EXERCISE BRIEF:
What you return should be each line of the data containing the string "skin".

Data about app and page elements
------------------------------------------------

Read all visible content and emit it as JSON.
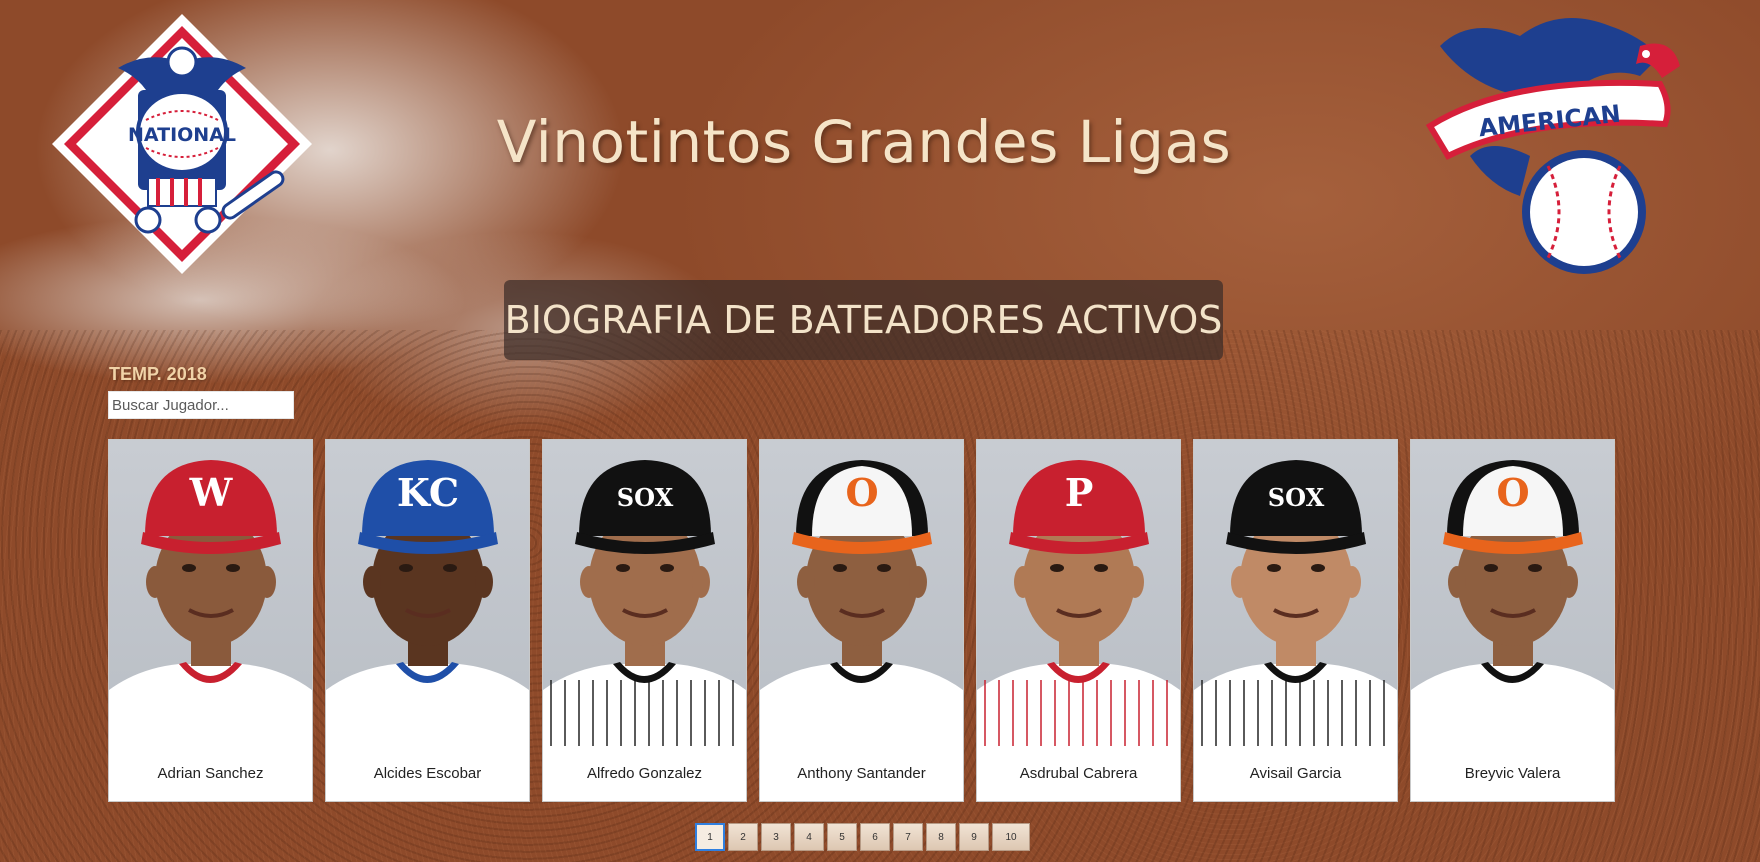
{
  "header": {
    "title": "Vinotintos Grandes Ligas",
    "subtitle": "BIOGRAFIA DE BATEADORES ACTIVOS",
    "left_logo": "national-league-logo",
    "left_logo_text": "NATIONAL",
    "right_logo": "american-league-logo",
    "right_logo_text": "AMERICAN"
  },
  "filter": {
    "season_label": "TEMP. 2018",
    "search_placeholder": "Buscar Jugador...",
    "search_value": ""
  },
  "players": [
    {
      "name": "Adrian Sanchez",
      "cap": "#c8202f",
      "cap_mark": "W",
      "mark_color": "#ffffff",
      "jersey": "#ffffff",
      "collar": "#c8202f",
      "stripes": false,
      "skin": "#8a5a3c"
    },
    {
      "name": "Alcides Escobar",
      "cap": "#1f4fa8",
      "cap_mark": "KC",
      "mark_color": "#ffffff",
      "jersey": "#ffffff",
      "collar": "#1f4fa8",
      "stripes": false,
      "skin": "#5a3520"
    },
    {
      "name": "Alfredo Gonzalez",
      "cap": "#111111",
      "cap_mark": "SOX",
      "mark_color": "#ffffff",
      "jersey": "#ffffff",
      "collar": "#111111",
      "stripes": true,
      "skin": "#a06d4c"
    },
    {
      "name": "Anthony Santander",
      "cap": "#f2f2f2",
      "cap_mark": "O",
      "mark_color": "#e8641c",
      "jersey": "#ffffff",
      "collar": "#111111",
      "stripes": false,
      "skin": "#8e5f40"
    },
    {
      "name": "Asdrubal Cabrera",
      "cap": "#c8202f",
      "cap_mark": "P",
      "mark_color": "#ffffff",
      "jersey": "#ffffff",
      "collar": "#c8202f",
      "stripes": true,
      "skin": "#b07a55"
    },
    {
      "name": "Avisail Garcia",
      "cap": "#111111",
      "cap_mark": "SOX",
      "mark_color": "#ffffff",
      "jersey": "#ffffff",
      "collar": "#111111",
      "stripes": true,
      "skin": "#c08a66"
    },
    {
      "name": "Breyvic Valera",
      "cap": "#f2f2f2",
      "cap_mark": "O",
      "mark_color": "#e8641c",
      "jersey": "#ffffff",
      "collar": "#111111",
      "stripes": false,
      "skin": "#8e5f40"
    }
  ],
  "pagination": {
    "pages": [
      "1",
      "2",
      "3",
      "4",
      "5",
      "6",
      "7",
      "8",
      "9",
      "10"
    ],
    "current": "1"
  },
  "colors": {
    "title": "#f5e4c8",
    "accent_blue": "#2f7fe0",
    "nl_red": "#d61f3a",
    "al_blue": "#1e3f8f"
  }
}
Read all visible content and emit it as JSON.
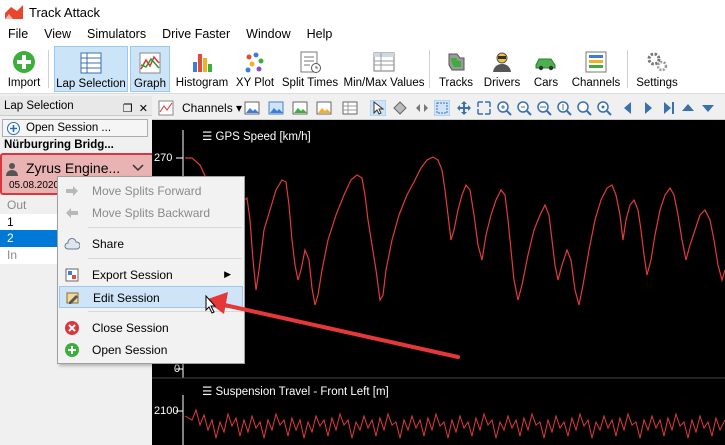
{
  "window": {
    "title": "Track Attack"
  },
  "menu": [
    "File",
    "View",
    "Simulators",
    "Drive Faster",
    "Window",
    "Help"
  ],
  "toolbar": {
    "import": "Import",
    "lap_selection": "Lap Selection",
    "graph": "Graph",
    "histogram": "Histogram",
    "xy_plot": "XY Plot",
    "split_times": "Split Times",
    "minmax": "Min/Max Values",
    "tracks": "Tracks",
    "drivers": "Drivers",
    "cars": "Cars",
    "channels": "Channels",
    "settings": "Settings"
  },
  "lap_panel": {
    "title": "Lap Selection",
    "open_session": "Open Session ...",
    "track": "Nürburgring Bridg...",
    "session_name": "Zyrus Engine...",
    "session_date": "05.08.2020",
    "laps": [
      "Out",
      "1",
      "2",
      "In"
    ]
  },
  "graph_toolbar": {
    "channels": "Channels"
  },
  "graphs": {
    "speed_title": "GPS Speed [km/h]",
    "speed_ytop": "270",
    "speed_ybottom": "0",
    "susp_title": "Suspension Travel - Front Left [m]",
    "susp_ytop": "2100"
  },
  "context_menu": {
    "move_forward": "Move Splits Forward",
    "move_backward": "Move Splits Backward",
    "share": "Share",
    "export": "Export Session",
    "edit": "Edit Session",
    "close": "Close Session",
    "open": "Open Session"
  },
  "colors": {
    "accent_red": "#d9363e",
    "graph_line": "#e23b3b",
    "highlight": "#cfe4f7"
  }
}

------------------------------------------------

YOUR SOLUTION:
      "skin": "#8a5a3c"
      "skin": "#5a3520"
      "skin": "#a06d4c"
      "skin": "#8e5f40"
      "skin": "#b07a55"
      "skin": "#c08a66"
      "skin": "#8e5f40"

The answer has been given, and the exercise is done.